I subscribe to a Facebook group for mothers in my neck of the woods, which I think I’ve mentioned before. I read it mostly for the entertainment, and the nostalgia; it’s easy to forget what it’s like to have little kids in the house, and the overwhelming emotion – fear.
It’s not exclusively fear. You also have a certain warmheartedness, that “I am mother to the world” thing. But always, the fear creeps back in. You may have read that some women believe their newborns will burst into flames if they take their eyes off them. Once you have a baby? You totally get it. It’s just your body telling you to stay on the job.
Fear is a useful emotion, in the sense that it reminds you what you have to protect. But today, I stumbled across a thread about dental work, and learned that in addition to a significant anti-vaccine contingent around here, there are some who are filtering fluoride out of their drinking water. Because cancer.
I guess it’s only a matter of time until we reject modernity entirely.
Yes I know: Fluoride is a carcinogen. It’s also the reason most of us will be buried with the teeth we were born with, when in my grandparents’ generation, dentures were as common as artificial knees are in the current one.
Quick bloggage today, because yesterday was boring:
A few days ago, a friend came across a signed collection of Bob Greene columns in a used bookstore, which he of course snatched up for me. Talking about Bob and his era, he was inspired to go looking for Neil Steinberg’s Bobwatch columns from the Chicago Reader, and sent me one that, coincidentally, Neil himself dusted off for his blog today — a review of “All Summer Long,” his horrible novel. One of them, anyway.
The plot is pure Bob wish fulfillment.

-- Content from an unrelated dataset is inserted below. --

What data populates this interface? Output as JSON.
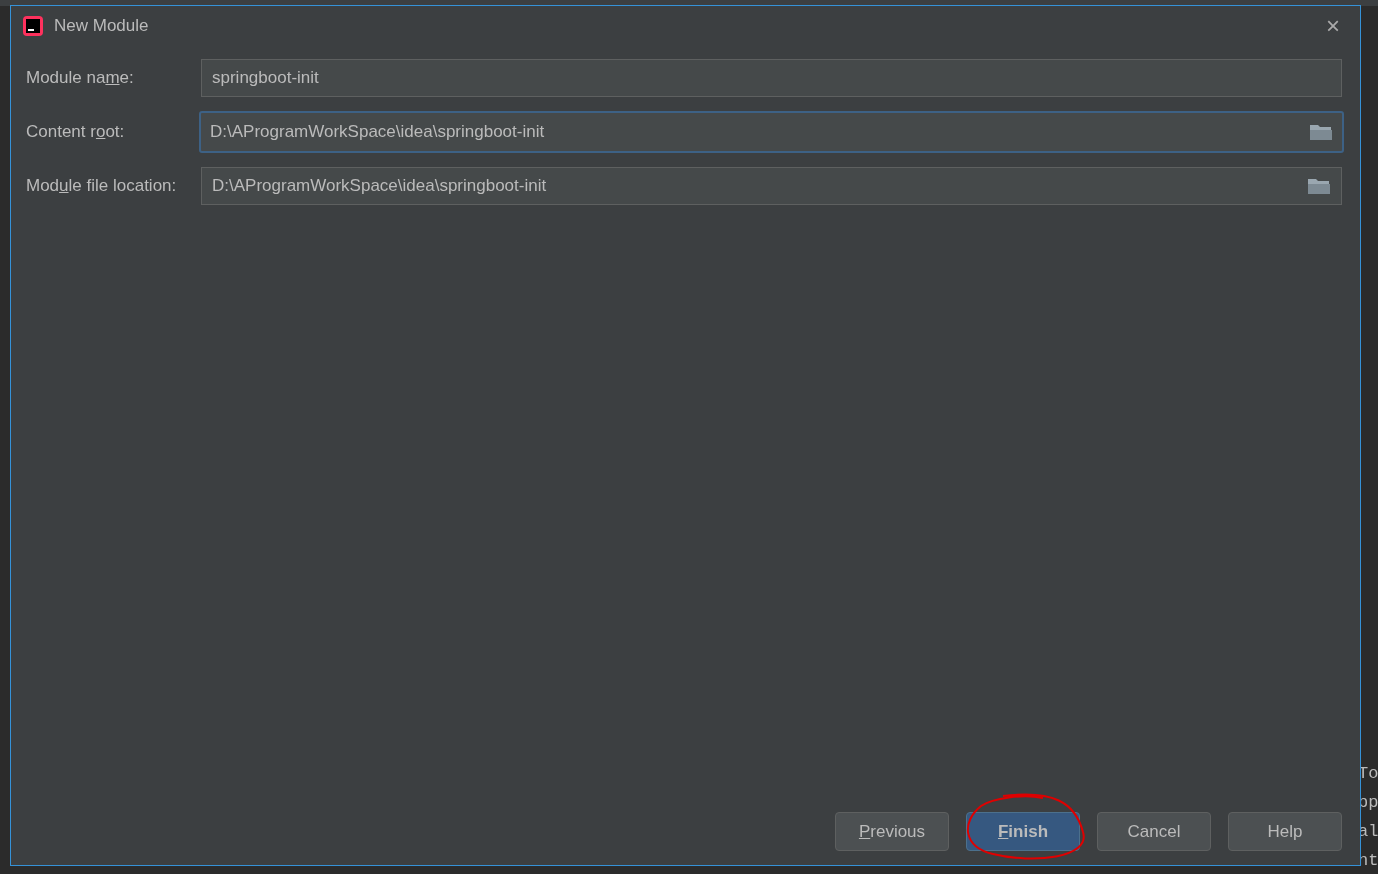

The thinly disguised Bob character, an aging TV journalist named Ben Kroeger, dragoons his two best friends into abandoning their families and spending “one last summer” in a journey across the country. “We had said that it was going to be the best thing we had ever done,” writes Bob/Ben, as if the three men were bringing vaccines to impoverished African villages instead of lounging around motel pools.
Bob’s fake premise is further undermined by his insistence on presenting the lark as a pure, shimmering quest, a search for the grail that everyone immediately grasps and then reveres. The irony of these three boobs trying to regain the sort of magic summer now being denied their own cast-off and fatherless children never occurs to anybody, least of all the author.
I can see some of the benefits of “affirmative consent,” yes, but still think the money would be better spent teaching young people to speak up when they’re in an uncomfortable situation, starting in childhood. Speak up loudly. It might scare off a few of the creepy mom’s-boyfriend and bad-swim-coach types, too.
Outta here. Good Thursday, all.